But sadly, we must forego one of the most important of a long number of items normally brought to us by telegraph wire. As we now know from a reliable source, the Emperor Napoléon will not be holding his annual Tuileries reception and must cancel his usual New Year’s address. Having now got on in years, perhaps the Emperor will find it difficult to give up this much loved tradition and will compensate by mumbling, (as ever, hands folded behind his back), the following in the salon of his William Heights [German: Wilhelmshöhe] Palace in Germany. [Napoléon III’s captive residence following the French defeat at Sedan by the Prussians in September 1870]:
“Ladies and gentlemen coat-hangers, airing cupboards, commodes . . . along with all other storage racks and containers! Please allow me first and foremost to express my delight at seeing how many of you are assembled here today.
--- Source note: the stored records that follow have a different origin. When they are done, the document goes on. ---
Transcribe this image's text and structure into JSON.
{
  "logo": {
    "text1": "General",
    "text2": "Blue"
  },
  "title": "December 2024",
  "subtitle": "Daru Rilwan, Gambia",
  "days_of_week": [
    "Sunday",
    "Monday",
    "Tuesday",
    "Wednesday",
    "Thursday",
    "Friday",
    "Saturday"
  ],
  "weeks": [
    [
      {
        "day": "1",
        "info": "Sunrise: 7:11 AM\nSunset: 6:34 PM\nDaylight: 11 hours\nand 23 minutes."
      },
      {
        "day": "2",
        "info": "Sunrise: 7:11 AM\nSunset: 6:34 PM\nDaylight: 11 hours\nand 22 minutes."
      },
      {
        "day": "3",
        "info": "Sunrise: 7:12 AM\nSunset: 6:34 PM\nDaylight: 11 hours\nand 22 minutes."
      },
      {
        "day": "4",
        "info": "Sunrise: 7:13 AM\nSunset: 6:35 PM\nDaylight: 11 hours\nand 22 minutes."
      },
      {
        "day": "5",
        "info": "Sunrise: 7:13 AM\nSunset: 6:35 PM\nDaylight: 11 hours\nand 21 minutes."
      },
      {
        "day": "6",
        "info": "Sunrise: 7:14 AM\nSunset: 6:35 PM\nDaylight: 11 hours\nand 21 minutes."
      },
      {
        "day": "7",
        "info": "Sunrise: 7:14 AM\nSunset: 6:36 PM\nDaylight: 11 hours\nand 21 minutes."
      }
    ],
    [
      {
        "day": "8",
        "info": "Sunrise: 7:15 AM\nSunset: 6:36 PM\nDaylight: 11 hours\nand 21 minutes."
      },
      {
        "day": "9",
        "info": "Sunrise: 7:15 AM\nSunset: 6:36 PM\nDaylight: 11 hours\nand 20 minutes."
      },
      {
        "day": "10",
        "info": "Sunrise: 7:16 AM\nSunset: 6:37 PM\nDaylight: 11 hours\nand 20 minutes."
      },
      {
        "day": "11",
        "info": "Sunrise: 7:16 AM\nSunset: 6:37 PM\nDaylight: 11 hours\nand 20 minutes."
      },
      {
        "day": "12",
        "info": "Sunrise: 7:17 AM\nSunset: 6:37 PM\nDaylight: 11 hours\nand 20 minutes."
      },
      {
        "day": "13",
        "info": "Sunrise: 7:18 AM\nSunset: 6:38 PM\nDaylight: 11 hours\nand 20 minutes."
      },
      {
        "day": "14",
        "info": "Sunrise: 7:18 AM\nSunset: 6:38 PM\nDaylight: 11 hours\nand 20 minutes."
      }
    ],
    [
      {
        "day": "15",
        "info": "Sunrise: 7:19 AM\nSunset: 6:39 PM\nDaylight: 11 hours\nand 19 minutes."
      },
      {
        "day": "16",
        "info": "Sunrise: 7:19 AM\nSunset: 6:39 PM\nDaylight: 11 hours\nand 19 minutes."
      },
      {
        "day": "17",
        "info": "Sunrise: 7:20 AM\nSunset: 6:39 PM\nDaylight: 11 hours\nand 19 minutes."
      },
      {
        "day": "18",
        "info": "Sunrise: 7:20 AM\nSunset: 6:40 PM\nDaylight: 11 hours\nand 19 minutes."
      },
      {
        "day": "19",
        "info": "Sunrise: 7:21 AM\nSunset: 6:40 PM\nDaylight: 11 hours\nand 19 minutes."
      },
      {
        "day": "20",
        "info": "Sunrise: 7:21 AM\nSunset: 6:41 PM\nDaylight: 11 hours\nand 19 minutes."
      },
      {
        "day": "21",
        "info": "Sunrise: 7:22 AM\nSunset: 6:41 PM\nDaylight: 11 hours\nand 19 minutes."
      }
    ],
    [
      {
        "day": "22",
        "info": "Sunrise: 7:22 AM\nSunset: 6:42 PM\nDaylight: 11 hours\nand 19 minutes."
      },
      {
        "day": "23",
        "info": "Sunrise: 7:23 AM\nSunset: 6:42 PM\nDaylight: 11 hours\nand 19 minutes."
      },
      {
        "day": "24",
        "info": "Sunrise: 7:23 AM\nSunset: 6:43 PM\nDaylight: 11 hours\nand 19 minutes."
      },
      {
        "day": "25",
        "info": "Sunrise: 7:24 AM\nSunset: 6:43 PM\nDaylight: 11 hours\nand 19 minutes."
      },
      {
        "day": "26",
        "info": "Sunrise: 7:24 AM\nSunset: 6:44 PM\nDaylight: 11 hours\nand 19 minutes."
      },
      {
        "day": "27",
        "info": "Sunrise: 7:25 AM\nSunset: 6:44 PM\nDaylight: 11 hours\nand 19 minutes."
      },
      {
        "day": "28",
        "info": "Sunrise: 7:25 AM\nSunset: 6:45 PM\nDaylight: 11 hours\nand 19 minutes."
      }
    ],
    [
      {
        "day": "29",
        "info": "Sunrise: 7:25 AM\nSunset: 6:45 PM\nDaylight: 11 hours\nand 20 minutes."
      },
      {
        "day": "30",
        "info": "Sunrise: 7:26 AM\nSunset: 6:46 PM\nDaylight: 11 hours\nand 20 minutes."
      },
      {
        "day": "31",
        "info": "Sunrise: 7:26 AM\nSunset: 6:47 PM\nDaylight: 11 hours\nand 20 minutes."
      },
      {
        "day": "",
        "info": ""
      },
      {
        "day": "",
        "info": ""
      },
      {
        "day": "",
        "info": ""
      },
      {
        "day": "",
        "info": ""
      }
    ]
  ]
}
In my greeting to you, kindly grant me the opportunity of modestly reflecting on the success of our domestic- as well as foreign policies. You will be aware of how futilely I attempted over the years to implement my idea of ‘Empire is Peace’. I am filled with undeserved pride at the accomplishments that now crown this construction, which due to the grateful support of neighbouring states, has now resulted in France indeed being an ‘Empire at Peace’. I would like, above all, to mention the achievement of having made our foreign policies today so intimately intertwined with our neighbours, that I am now accorded the advantage of abdicating even while maintaining my residence abroad! Our ‘Sovereign Sensitivities’ have above all to thank the German nation for its rapid and highly successful unification, and it fills me with great satisfaction, (as he turns to address a coatrack) that your government has now also at last ‘yielded to the logic of reality’.
“In questions of domestic policies, assuming you have not wilfully closed your eyes to such things, you will be aware of the fact that I have given great importance to the reduction of our national budget, and have thus successfully forfeited among many other things, my beloved civil list. I have also been able to meet the desires of the nation to reduce military expenditure, indeed to the point that I have even surpassed all demands by accomplishing the total disarmament of all French fighting forces. Thus, through stubborn persistence, I have reached the [Williams] ‘heights’, and must assume that I have the entire French nation in agreement when I state that for me, there will be no return!”